> Exercise details
The number of lines containing "else" is the only answer wanted; work it out from the entries below.
------ Data section
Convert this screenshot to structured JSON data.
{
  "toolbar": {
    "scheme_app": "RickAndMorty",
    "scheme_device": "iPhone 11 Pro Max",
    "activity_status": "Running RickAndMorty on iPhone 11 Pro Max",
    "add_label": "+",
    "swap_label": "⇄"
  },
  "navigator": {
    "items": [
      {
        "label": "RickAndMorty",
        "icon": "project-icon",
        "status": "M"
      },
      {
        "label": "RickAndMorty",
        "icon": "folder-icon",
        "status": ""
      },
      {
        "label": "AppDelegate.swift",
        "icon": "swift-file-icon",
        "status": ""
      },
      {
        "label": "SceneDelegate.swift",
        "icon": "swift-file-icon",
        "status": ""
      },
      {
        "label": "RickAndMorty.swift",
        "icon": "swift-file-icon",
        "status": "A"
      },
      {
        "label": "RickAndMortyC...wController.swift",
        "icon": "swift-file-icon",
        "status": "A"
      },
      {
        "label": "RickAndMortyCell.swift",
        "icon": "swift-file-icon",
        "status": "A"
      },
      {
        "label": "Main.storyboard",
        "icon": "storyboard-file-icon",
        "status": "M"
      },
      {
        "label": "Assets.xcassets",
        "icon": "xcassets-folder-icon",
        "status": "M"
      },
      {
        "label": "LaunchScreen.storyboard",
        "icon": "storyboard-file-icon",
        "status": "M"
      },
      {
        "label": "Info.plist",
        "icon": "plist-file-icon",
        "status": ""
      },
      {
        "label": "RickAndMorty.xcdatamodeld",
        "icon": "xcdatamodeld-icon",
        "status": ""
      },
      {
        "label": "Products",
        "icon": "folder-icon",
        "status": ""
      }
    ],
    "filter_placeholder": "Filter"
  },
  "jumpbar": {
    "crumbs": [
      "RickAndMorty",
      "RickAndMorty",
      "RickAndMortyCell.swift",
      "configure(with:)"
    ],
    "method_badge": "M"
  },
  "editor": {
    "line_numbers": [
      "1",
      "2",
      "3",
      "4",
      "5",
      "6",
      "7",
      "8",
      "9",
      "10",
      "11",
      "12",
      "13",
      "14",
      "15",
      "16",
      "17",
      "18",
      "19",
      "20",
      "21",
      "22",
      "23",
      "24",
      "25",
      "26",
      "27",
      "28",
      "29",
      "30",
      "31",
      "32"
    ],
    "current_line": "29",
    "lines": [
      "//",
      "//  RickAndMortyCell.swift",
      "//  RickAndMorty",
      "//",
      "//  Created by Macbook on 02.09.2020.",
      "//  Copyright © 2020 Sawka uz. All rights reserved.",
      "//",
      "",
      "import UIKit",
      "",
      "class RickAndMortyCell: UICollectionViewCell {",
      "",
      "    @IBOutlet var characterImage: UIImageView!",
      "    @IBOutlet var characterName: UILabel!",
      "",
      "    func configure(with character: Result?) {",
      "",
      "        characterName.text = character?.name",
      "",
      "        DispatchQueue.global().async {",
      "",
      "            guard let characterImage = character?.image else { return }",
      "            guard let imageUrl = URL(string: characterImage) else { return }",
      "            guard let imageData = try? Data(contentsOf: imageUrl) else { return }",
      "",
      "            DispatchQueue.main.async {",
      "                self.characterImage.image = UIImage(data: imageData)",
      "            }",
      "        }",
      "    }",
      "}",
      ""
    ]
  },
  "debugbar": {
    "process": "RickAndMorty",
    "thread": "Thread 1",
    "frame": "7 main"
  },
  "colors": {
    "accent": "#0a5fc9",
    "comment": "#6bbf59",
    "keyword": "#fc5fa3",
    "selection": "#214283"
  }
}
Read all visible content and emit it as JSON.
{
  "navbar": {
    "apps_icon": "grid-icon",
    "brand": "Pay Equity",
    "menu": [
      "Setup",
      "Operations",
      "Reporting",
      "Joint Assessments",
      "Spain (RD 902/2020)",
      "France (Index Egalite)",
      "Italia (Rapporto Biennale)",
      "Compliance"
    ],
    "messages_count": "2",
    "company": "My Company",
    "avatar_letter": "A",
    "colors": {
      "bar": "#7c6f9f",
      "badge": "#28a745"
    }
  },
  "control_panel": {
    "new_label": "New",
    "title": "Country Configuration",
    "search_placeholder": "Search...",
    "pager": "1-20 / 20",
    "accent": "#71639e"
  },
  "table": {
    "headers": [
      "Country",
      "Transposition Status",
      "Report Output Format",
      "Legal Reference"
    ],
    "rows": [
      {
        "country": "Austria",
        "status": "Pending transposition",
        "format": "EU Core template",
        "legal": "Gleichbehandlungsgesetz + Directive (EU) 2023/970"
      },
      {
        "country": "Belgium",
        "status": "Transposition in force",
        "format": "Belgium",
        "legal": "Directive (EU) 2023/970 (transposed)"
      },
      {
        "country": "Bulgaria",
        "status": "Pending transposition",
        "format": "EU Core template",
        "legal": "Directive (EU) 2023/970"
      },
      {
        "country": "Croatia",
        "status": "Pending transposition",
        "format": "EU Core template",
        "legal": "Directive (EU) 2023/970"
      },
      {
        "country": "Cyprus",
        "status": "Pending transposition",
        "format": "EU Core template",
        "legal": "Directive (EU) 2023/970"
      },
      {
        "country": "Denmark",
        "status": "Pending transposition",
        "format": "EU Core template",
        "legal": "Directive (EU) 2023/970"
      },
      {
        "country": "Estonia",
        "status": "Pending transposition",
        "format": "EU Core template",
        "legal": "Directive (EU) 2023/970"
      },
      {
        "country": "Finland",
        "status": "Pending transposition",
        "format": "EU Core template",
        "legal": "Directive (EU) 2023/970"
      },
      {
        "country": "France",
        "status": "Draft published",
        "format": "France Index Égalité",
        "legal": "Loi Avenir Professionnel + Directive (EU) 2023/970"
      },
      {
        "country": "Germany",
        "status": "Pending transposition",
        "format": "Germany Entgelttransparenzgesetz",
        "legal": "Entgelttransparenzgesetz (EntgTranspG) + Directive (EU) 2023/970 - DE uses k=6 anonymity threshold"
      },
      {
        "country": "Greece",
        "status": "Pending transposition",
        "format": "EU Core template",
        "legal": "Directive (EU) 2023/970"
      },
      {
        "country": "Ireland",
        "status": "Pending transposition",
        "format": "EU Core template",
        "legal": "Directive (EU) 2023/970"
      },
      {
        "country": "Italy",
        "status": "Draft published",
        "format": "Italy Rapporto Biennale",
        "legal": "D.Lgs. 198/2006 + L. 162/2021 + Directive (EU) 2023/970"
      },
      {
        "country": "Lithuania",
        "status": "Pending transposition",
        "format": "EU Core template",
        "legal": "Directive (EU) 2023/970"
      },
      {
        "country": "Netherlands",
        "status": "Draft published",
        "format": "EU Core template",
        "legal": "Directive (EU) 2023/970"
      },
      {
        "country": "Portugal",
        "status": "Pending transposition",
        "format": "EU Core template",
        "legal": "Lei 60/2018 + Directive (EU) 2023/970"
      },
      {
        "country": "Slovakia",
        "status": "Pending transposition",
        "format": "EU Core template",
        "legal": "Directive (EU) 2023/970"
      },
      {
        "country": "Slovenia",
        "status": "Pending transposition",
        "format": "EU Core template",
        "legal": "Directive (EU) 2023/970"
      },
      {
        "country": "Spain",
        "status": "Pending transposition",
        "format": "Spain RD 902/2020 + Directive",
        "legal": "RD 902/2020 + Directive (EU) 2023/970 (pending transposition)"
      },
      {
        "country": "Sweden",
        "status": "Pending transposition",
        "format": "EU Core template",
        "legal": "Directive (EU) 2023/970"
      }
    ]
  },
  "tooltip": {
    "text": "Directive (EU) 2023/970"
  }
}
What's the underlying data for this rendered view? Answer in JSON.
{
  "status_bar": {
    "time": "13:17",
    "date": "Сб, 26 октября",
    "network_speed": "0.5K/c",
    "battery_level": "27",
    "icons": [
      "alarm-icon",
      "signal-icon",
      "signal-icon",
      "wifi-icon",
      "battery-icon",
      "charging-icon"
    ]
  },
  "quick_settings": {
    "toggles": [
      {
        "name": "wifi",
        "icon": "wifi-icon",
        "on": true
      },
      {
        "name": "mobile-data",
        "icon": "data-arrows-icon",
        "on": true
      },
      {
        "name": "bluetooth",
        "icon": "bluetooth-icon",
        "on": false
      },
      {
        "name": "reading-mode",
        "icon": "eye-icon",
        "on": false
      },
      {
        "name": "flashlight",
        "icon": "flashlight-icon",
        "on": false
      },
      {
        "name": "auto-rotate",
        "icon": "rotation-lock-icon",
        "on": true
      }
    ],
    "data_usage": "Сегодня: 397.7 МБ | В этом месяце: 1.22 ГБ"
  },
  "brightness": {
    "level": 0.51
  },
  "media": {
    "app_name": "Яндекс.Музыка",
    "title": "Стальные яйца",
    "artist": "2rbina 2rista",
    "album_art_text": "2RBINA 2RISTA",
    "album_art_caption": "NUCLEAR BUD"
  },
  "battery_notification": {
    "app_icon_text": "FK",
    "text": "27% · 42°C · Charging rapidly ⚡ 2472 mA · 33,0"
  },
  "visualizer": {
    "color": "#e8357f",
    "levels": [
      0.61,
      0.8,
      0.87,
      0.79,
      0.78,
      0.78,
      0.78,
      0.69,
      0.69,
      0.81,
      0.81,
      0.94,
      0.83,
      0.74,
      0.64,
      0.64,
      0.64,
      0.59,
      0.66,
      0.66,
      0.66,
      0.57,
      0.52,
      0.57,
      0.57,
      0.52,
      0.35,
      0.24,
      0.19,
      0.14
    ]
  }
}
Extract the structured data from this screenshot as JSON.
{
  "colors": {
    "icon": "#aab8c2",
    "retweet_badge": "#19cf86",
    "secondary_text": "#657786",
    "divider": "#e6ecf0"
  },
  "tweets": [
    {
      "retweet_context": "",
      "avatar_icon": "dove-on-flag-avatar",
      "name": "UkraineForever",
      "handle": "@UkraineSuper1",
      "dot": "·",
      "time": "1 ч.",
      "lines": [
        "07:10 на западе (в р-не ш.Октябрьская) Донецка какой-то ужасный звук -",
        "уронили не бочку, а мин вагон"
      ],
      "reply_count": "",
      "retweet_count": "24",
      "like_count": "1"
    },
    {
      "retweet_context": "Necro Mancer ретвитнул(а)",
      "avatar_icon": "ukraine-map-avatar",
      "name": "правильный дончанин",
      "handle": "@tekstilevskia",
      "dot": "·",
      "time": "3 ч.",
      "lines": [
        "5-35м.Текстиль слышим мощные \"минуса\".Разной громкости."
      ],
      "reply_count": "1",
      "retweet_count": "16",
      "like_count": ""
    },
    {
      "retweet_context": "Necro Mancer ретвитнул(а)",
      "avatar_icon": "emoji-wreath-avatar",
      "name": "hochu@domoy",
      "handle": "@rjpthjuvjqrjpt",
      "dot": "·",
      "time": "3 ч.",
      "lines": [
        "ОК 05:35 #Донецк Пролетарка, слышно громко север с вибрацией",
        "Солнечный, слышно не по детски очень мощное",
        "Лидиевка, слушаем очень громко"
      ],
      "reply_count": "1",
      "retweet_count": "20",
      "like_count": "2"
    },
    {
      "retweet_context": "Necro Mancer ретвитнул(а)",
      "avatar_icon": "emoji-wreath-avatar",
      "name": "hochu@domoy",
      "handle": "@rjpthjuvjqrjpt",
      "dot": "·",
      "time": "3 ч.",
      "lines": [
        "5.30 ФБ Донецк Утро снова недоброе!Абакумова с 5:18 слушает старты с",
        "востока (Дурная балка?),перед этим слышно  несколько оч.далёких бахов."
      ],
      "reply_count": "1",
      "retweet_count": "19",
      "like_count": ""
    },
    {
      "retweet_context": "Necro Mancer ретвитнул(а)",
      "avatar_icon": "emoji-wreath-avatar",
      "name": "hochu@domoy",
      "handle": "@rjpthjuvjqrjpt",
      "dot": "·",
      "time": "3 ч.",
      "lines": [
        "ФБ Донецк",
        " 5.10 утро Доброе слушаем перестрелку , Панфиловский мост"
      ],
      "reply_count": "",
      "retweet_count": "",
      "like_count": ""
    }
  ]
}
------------
> Exercise output
3